— Dr. Julie Bruneau, Clinical scientist, Addiction Medicine, CHUM, and Canada Research Chair on Integrated Care for People Who Use Drugs

Hepatitis C presents a unique challenge because despite its high cure rate (95%), common misconceptions lead to low testing rates. In the latter half of the 20th century, many people were exposed to the virus due to unsanitary health care practices. Despite this fact, there is a stigma that the virus is associated with intravenous drug use, leading to at-risk people not getting tested. Getting tested is very much a way to empower Montrealers, and this is why Montréal sans HépC is going directly into communities to raise awareness.

“Historically underserved communities, like Indigenous peoples, refugees, and those facing addiction or homelessness unfortunately experience higher rates of HCV, but this doesn’t limit the disease to these populations. The reality is that many Canadians born between 1945 and 1975 were exposed to the virus due to lax rules surrounding health care practices like blood transfusions and equipment sterilisation. There are many people who could benefit from being tested.”

— Dr. Marina Klein, Research Director, Division of Infectious Diseases and Chronic Viral Illness Service, MUHC

The reason these historically underserved groups experience higher rates of HCV is because they face significant barriers to care. To address this, Montréal sans HépC is utilizing a comprehensive strategy that blends innovative research with community-driven advocacy, with a particular emphasis on risk awareness.

“At its core, Montréal sans HépC is an initiative built on equity and a desire to make the health care system more inclusive. In fact, the MUHC is part of a global movement to make health care more accessible, and this begins by working closely with underserved communities and gaining their trust. The MUHC Foundation is especially grateful to The Rossy Foundation for supporting this transformative initiative, which is changing the face of hepatitis C in Montreal.”

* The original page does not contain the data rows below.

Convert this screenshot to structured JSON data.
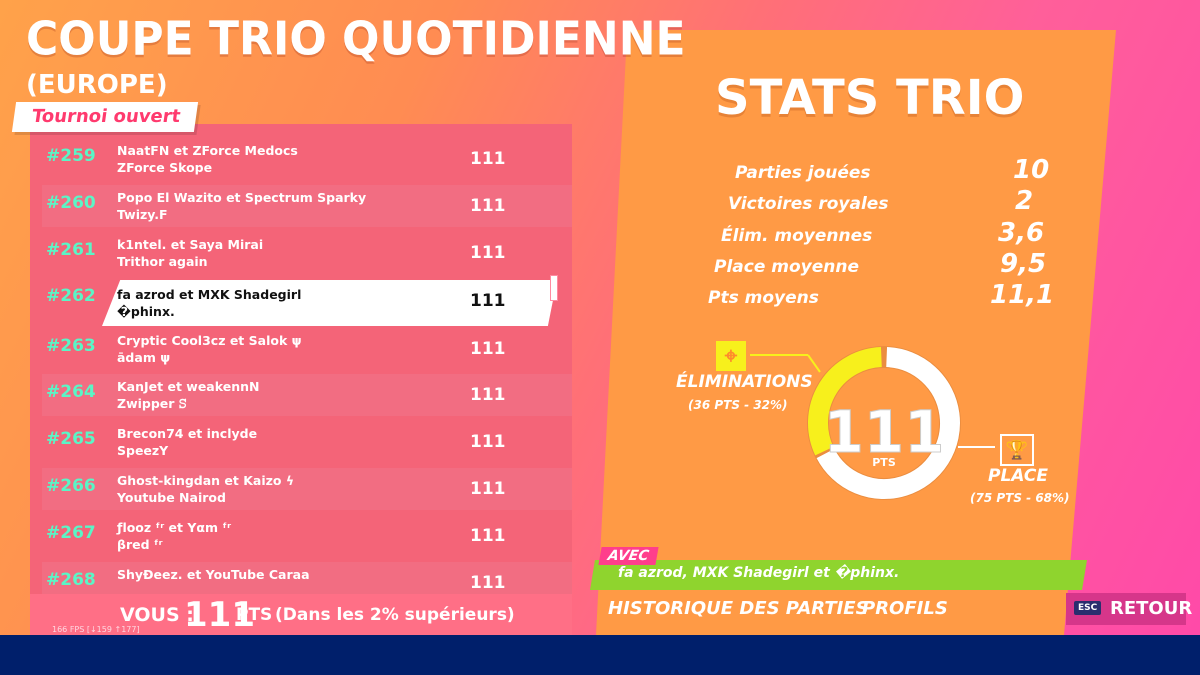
{
  "header": {
    "title": "COUPE TRIO QUOTIDIENNE",
    "region": "(EUROPE)",
    "status_badge": "Tournoi ouvert"
  },
  "leaderboard": {
    "rows": [
      {
        "rank": "#259",
        "line1": "NaatFN et ZForce Medocs",
        "line2": "ZForce Skope",
        "points": "111"
      },
      {
        "rank": "#260",
        "line1": "Popo El Wazito et Spectrum Sparky",
        "line2": "Twizy.F",
        "points": "111"
      },
      {
        "rank": "#261",
        "line1": "k1ntel. et Saya Mirai",
        "line2": "Trithor again",
        "points": "111"
      },
      {
        "rank": "#262",
        "line1": "fa azrod et MXK Shadegirl",
        "line2": "�phinx.",
        "points": "111"
      },
      {
        "rank": "#263",
        "line1": "Cryptic Cool3cz et Salok ψ",
        "line2": "ādam ψ",
        "points": "111"
      },
      {
        "rank": "#264",
        "line1": "KanJet et weakennN",
        "line2": "Zwipper ꕶ",
        "points": "111"
      },
      {
        "rank": "#265",
        "line1": "Brecon74 et inclyde",
        "line2": "SpeezY",
        "points": "111"
      },
      {
        "rank": "#266",
        "line1": "Ghost-kingdan et Kaizo ϟ",
        "line2": "Youtube Nairod",
        "points": "111"
      },
      {
        "rank": "#267",
        "line1": "ƒlooz ᶠʳ et Yαm ᶠʳ",
        "line2": "βred ᶠʳ",
        "points": "111"
      },
      {
        "rank": "#268",
        "line1": "ShyÐeez. et YouTube Caraa",
        "line2": "",
        "points": "111"
      }
    ]
  },
  "you": {
    "label": "VOUS :",
    "points": "111",
    "unit": "PTS",
    "rank_text": "(Dans les 2% supérieurs)"
  },
  "fps_readout": "166 FPS [↓159 ↑177]",
  "stats": {
    "title": "STATS TRIO",
    "items": [
      {
        "label": "Parties jouées",
        "value": "10"
      },
      {
        "label": "Victoires royales",
        "value": "2"
      },
      {
        "label": "Élim. moyennes",
        "value": "3,6"
      },
      {
        "label": "Place moyenne",
        "value": "9,5"
      },
      {
        "label": "Pts moyens",
        "value": "11,1"
      }
    ]
  },
  "donut": {
    "total": "111",
    "unit": "PTS",
    "eliminations_fraction": 0.32,
    "colors": {
      "elim": "#f7f01c",
      "place": "#ffffff"
    }
  },
  "breakdown": {
    "eliminations_label": "ÉLIMINATIONS",
    "eliminations_detail": "(36 PTS - 32%)",
    "place_label": "PLACE",
    "place_detail": "(75 PTS - 68%)"
  },
  "teammates": {
    "badge": "AVEC",
    "names": "fa azrod, MXK Shadegirl et �phinx."
  },
  "footer": {
    "history_link": "HISTORIQUE DES PARTIES",
    "profiles_link": "PROFILS",
    "esc_key": "ESC",
    "back_label": "RETOUR"
  }
}
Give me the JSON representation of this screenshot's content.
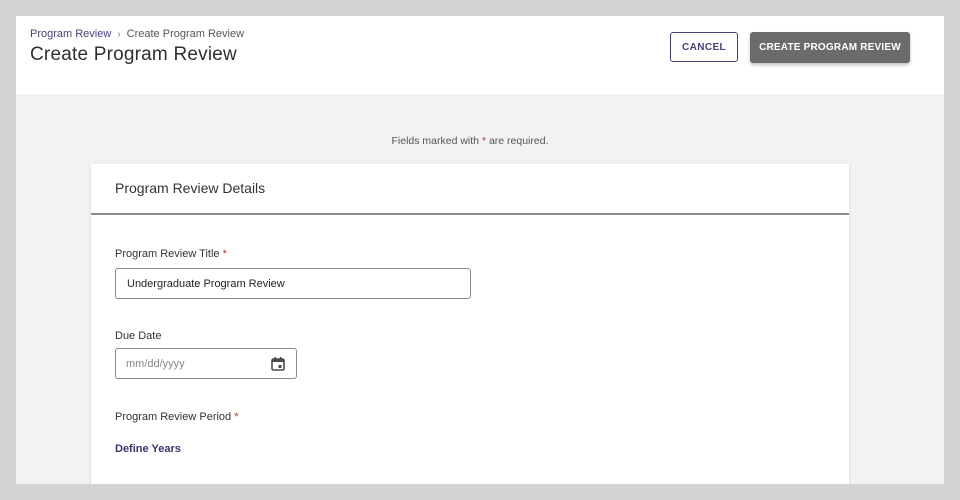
{
  "header": {
    "breadcrumb": {
      "parent": "Program Review",
      "separator": "›",
      "current": "Create Program Review"
    },
    "title": "Create Program Review",
    "cancel_label": "CANCEL",
    "create_label": "CREATE PROGRAM REVIEW"
  },
  "form": {
    "required_note_prefix": "Fields marked with",
    "required_note_asterisk": "*",
    "required_note_suffix": "are required.",
    "card_title": "Program Review Details",
    "title_field": {
      "label": "Program Review Title",
      "required_mark": "*",
      "value": "Undergraduate Program Review"
    },
    "due_date": {
      "label": "Due Date",
      "placeholder": "mm/dd/yyyy",
      "icon": "calendar-icon"
    },
    "period": {
      "label": "Program Review Period",
      "required_mark": "*",
      "link": "Define Years"
    }
  },
  "colors": {
    "accent": "#4a3d7a",
    "primary_button": "#6b6b6b",
    "required": "#c0392b",
    "background": "#f2f2f2"
  }
}
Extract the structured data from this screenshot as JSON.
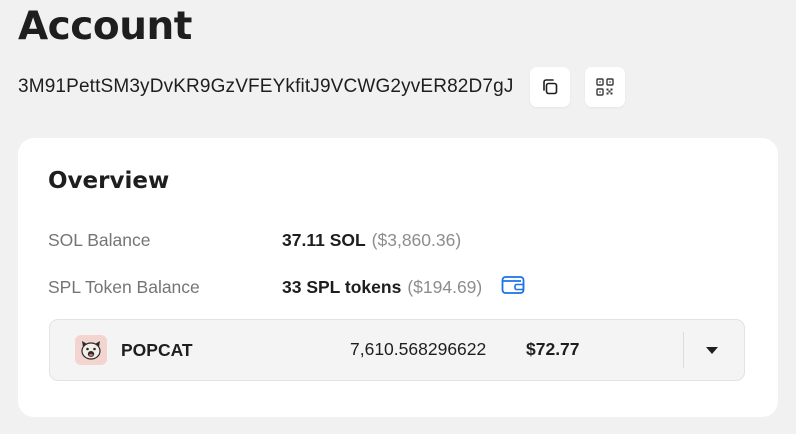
{
  "page": {
    "title": "Account"
  },
  "account": {
    "address": "3M91PettSM3yDvKR9GzVFEYkfitJ9VCWG2yvER82D7gJ",
    "copy_icon": "copy-icon",
    "qr_icon": "qr-code-icon"
  },
  "overview": {
    "title": "Overview",
    "sol_balance": {
      "label": "SOL Balance",
      "amount": "37.11 SOL",
      "usd": "($3,860.36)"
    },
    "spl_balance": {
      "label": "SPL Token Balance",
      "amount": "33 SPL tokens",
      "usd": "($194.69)",
      "icon": "wallet-icon"
    },
    "token": {
      "name": "POPCAT",
      "amount": "7,610.568296622",
      "value": "$72.77",
      "logo_icon": "popcat-logo-icon",
      "expand_icon": "caret-down-icon"
    }
  },
  "colors": {
    "background": "#f1f1f1",
    "card": "#ffffff",
    "text": "#1e1e1e",
    "muted_label": "#757575",
    "muted_value": "#8d8d8d",
    "accent": "#1a73e8",
    "token_row_bg": "#f4f4f4"
  }
}
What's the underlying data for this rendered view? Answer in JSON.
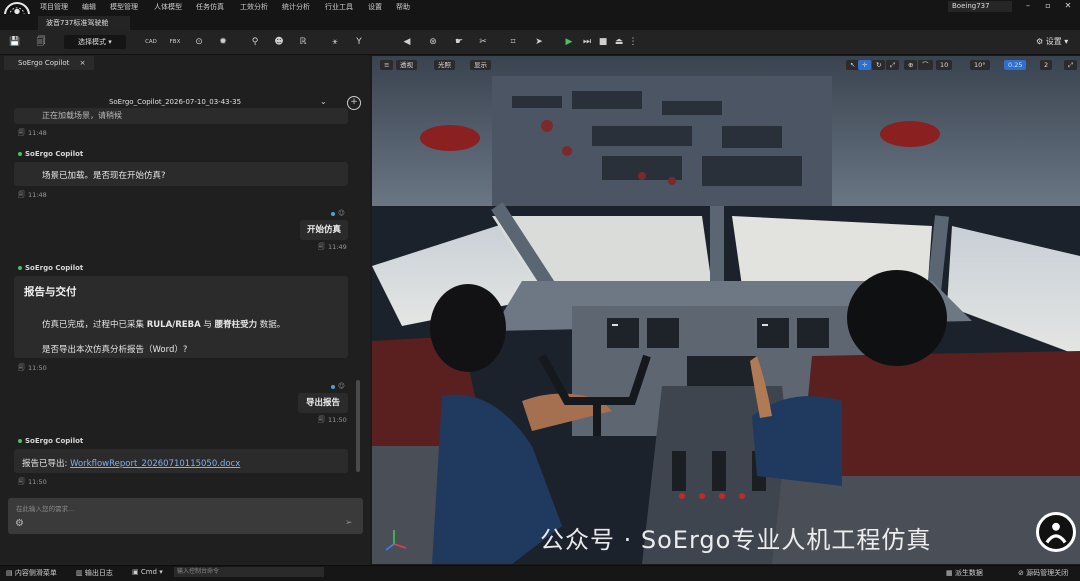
{
  "menu": [
    "项目管理",
    "编辑",
    "模型管理",
    "人体模型",
    "任务仿真",
    "工效分析",
    "统计分析",
    "行业工具",
    "设置",
    "帮助"
  ],
  "project_selector": "Boeing737",
  "window_controls": [
    "–",
    "▫",
    "✕"
  ],
  "document_tab": "波音737标准驾驶舱",
  "toolbar": {
    "mode_label": "选择模式",
    "icons": [
      "save-icon",
      "save-as-icon",
      "cad-icon",
      "fbx-icon",
      "sphere-icon",
      "sun-icon",
      "bulb-icon",
      "head-icon",
      "posture-icon",
      "walk-icon",
      "tool-icon",
      "camera-left-icon",
      "wheel-icon",
      "hand-icon",
      "cut-icon",
      "crop-icon",
      "send-icon",
      "play-icon",
      "step-icon",
      "stop-icon",
      "eject-icon",
      "more-icon"
    ],
    "cad_label": "CAD",
    "fbx_label": "FBX",
    "settings_label": "设置"
  },
  "panel": {
    "tab_label": "SoErgo Copilot",
    "session_title": "SoErgo_Copilot_2026-07-10_03-43-35",
    "partial_text": "正在加载场景，请稍候",
    "messages": [
      {
        "time": "11:48"
      },
      {
        "sender": "SoErgo Copilot",
        "text": "场景已加载。是否现在开始仿真?",
        "time": "11:48"
      },
      {
        "user_text": "开始仿真",
        "time": "11:49"
      },
      {
        "sender": "SoErgo Copilot",
        "heading": "报告与交付",
        "line1_prefix": "仿真已完成，过程中已采集 ",
        "line1_bold1": "RULA/REBA",
        "line1_mid": " 与 ",
        "line1_bold2": "腰脊柱受力",
        "line1_suffix": " 数据。",
        "line2": "是否导出本次仿真分析报告（Word）?",
        "time": "11:50"
      },
      {
        "user_text": "导出报告",
        "time": "11:50"
      },
      {
        "sender": "SoErgo Copilot",
        "prefix": "报告已导出: ",
        "link": "WorkflowReport_20260710115050.docx",
        "time": "11:50"
      }
    ],
    "input_placeholder": "在此输入您的需求..."
  },
  "viewport": {
    "toolbar_left": [
      "透视",
      "光照",
      "显示"
    ],
    "toolbar_right": [
      "10",
      "10°",
      "0.25",
      "2"
    ]
  },
  "statusbar": {
    "content_browser": "内容侧滑菜单",
    "output_log": "输出日志",
    "cmd": "Cmd",
    "cmd_placeholder": "输入控制台命令",
    "derived_data": "派生数据",
    "source_control": "源码管理关闭"
  },
  "watermark": "公众号 · SoErgo专业人机工程仿真"
}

— Marie-Hélène Laramée, President and CEO, MUHC Foundation

An update regarding Bill 15 and the creation of Santé Québec